“She and I are at the bottom of a very deep, dark well, a ray of light glimmering somewhere high up. We are climbing the wall, helping each other. Our hands are cut and bleeding. The pain is unbearable. Raya falls but I catch her, and we resume our slow upward climb. Finally, completely exhausted, we drag ourselves out of this black hole, and a straight, smooth,k tree-lined alley opens before us. On the horizon we see an enormous bright sun, and the alley seems to flow into it, dissolving in its rays. We walk towards the sun. But suddenly, out of nowhere terrifying black shadows loom over us on both sides of the road. What is that? And we hear ‘enemies, enemies, foes’. Our hearts are filled with anguish… Holding hands, we continue walking on the road towards the horizong, towards the sun…”
Memoirs, Mikhail Gorbachev, Doubleday, 1995.
“It was in the 1950s that Lord Tonypandy first entered Parliament as George Thomas MP, a young and inexperienced member for South Wales. He began his career determined to make a good impression in a new suit and tie, and so he was horrified when, as he entered the House, the Tory benches burst into an uproar. A furious Conservative chief whip rose hurriedly, beckoned him into the centre of the chamber and, to a background of shouts and cries, whispered urgently, ‘Are you aware that you are wearing an Old Etonian tie?’
‘No,’ replied Thomas in all honesty, ‘I bought it in the Co-op in Tonypandy!’
The future Speaker of the House had not yet learned the language of the most eloquent item in a man’s wardrobe.”
A Gentleman’s Wardrobe: Classic Clothes and the Modern Man, Paul Keers, Weidenfeld & Nicholson, 1987.
Photograph by Justin Griffiths Williams
In 1985, Kingsley Amis was having difficulty finding a publisher for his novel Stanley and the Women “following pressure from those who judged it an outright incitement to misogyny.” “I was outraged” Christopher Hitchens told Martin Amis’ biographer Richard Bradford. “It was an extraordinary case of censorship and I was responsible for placing it with Summit.”

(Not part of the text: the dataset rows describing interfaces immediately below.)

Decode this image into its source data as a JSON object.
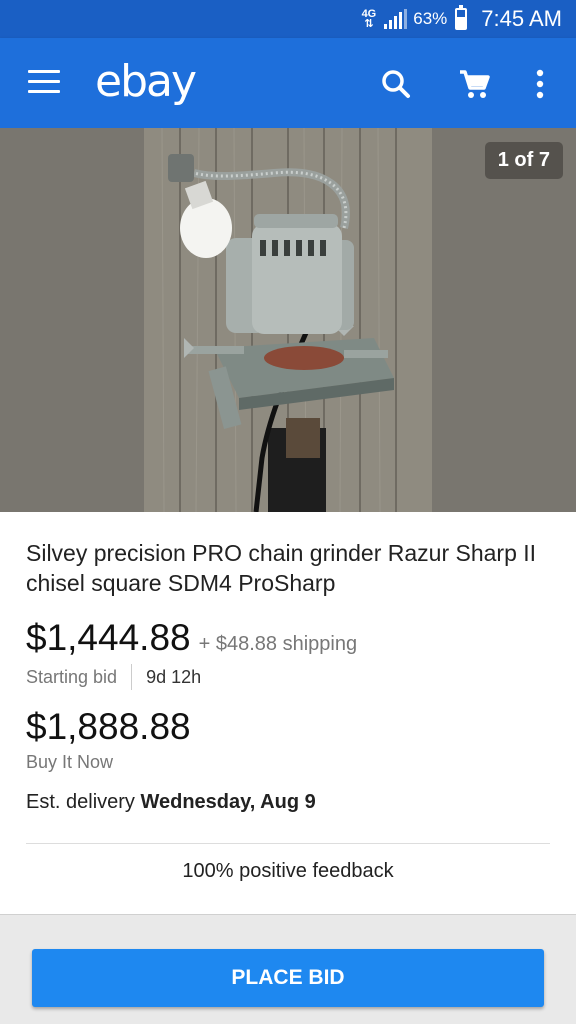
{
  "status_bar": {
    "network": "4G",
    "battery_percent": "63%",
    "battery_level": 0.63,
    "time": "7:45 AM"
  },
  "app_bar": {
    "logo": "ebay",
    "icons": [
      "hamburger-menu-icon",
      "search-icon",
      "cart-icon",
      "more-vert-icon"
    ]
  },
  "gallery": {
    "page_indicator": "1 of 7"
  },
  "listing": {
    "title": "Silvey precision PRO chain grinder Razur Sharp II chisel square SDM4 ProSharp",
    "current_price": "$1,444.88",
    "shipping": "+ $48.88 shipping",
    "bid_label": "Starting bid",
    "time_left": "9d 12h",
    "buy_it_now_price": "$1,888.88",
    "buy_it_now_label": "Buy It Now",
    "delivery_prefix": "Est. delivery ",
    "delivery_date": "Wednesday, Aug 9",
    "feedback": "100% positive feedback"
  },
  "actions": {
    "place_bid_label": "PLACE BID"
  },
  "colors": {
    "status_bar": "#1a5fc4",
    "app_bar": "#1e6fdb",
    "button": "#1e88f0"
  }
}
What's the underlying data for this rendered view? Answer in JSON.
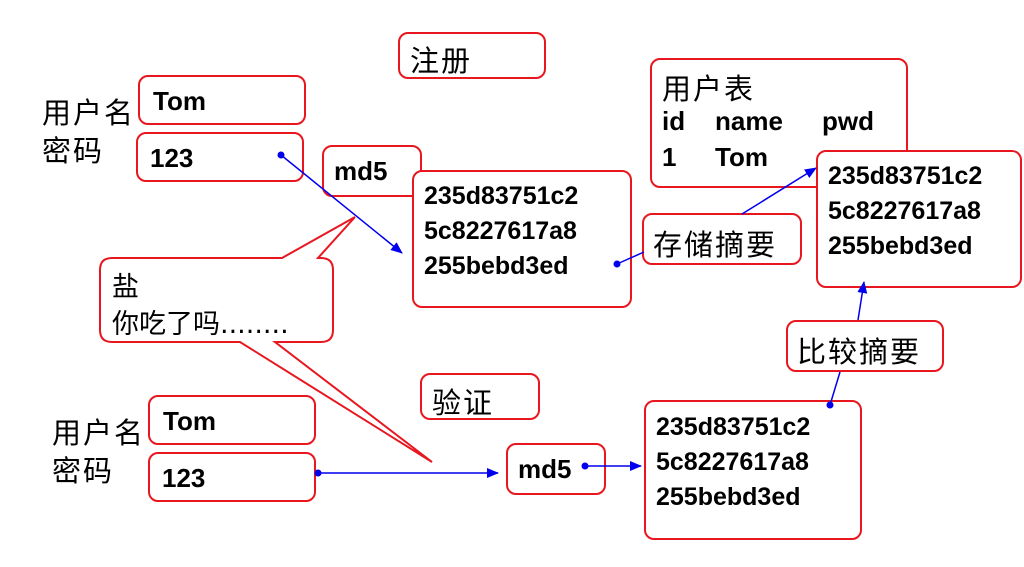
{
  "register": {
    "title": "注册",
    "username_label": "用户名",
    "password_label": "密码",
    "username": "Tom",
    "password": "123",
    "md5": "md5",
    "hash": [
      "235d83751c2",
      "5c8227617a8",
      "255bebd3ed"
    ]
  },
  "salt": {
    "line1": "盐",
    "line2": "你吃了吗........"
  },
  "store_label": "存储摘要",
  "user_table": {
    "title": "用户表",
    "columns": [
      "id",
      "name",
      "pwd"
    ],
    "row": [
      "1",
      "Tom"
    ],
    "hash": [
      "235d83751c2",
      "5c8227617a8",
      "255bebd3ed"
    ]
  },
  "verify": {
    "title": "验证",
    "username_label": "用户名",
    "password_label": "密码",
    "username": "Tom",
    "password": "123",
    "md5": "md5",
    "hash": [
      "235d83751c2",
      "5c8227617a8",
      "255bebd3ed"
    ]
  },
  "compare_label": "比较摘要",
  "colors": {
    "border": "#e8171f",
    "arrow": "#0000ee"
  }
}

Christopher Hitchens: “Anyway, Kingsley phoned, thanked me and assured me that he owed me a night out when I was next in London. Well, he kept his word and it was a most bizarre evening, in keeping, I later learned, with what had become his routine. Drinks at Primrose Hill followed by more at the Garrick–predominantly whiskies–then a film before dinner. He insisted that we went to see Beverly Hills Cop II, perhaps one of the worst films ever made. Martin and I sat transfixed by its wretchedness but weirdly Kinglsey was rocking back and forth with laughter. During the meal he continued, remarking on how this scene or the other had worked so well and again shedding mirthful tears at the recollection. I was confused. Was he genuinely impressed, amused? That seemed preposterous. Or was he involved in some kind of extended act of self-caricature? Was he trying to provoke us?”
Richard Bradford, Martin Amis The Biography, Constable, 2011.
“You know when I was young. Of course I feel young–I feel like I was 30…35…39… Somebody said, Are you young? I said, I think I’m young. I was stopping in the final months of the campaign, four stops, five stops, seven stops–speeches, speeches, in front of twenty-five, thirty thousand people… fifteen, nineteen thousand. I feel young– I think we’re all so young. When I was young we were always winning things in this country. We’d win with trade, we’d win with wars– at a certain age I remembered hearing from one of my instructors, the United States has never lost a war. And then, after that, it’s like we haven’t won anything. You know the old expression, to the victor belongs the spoils? You remember I always say, keep the oil. I wasn’t a fan of Iraq. I didn’t want to go into Iraq. But I will tell you, when we were in, we got out wrong. And I always said, in addition to that, keep the oil. ”
Donald Trump’s speech at the Central Intelligence Agency’s headquarters in Langley, Virginia, January 21, 2017.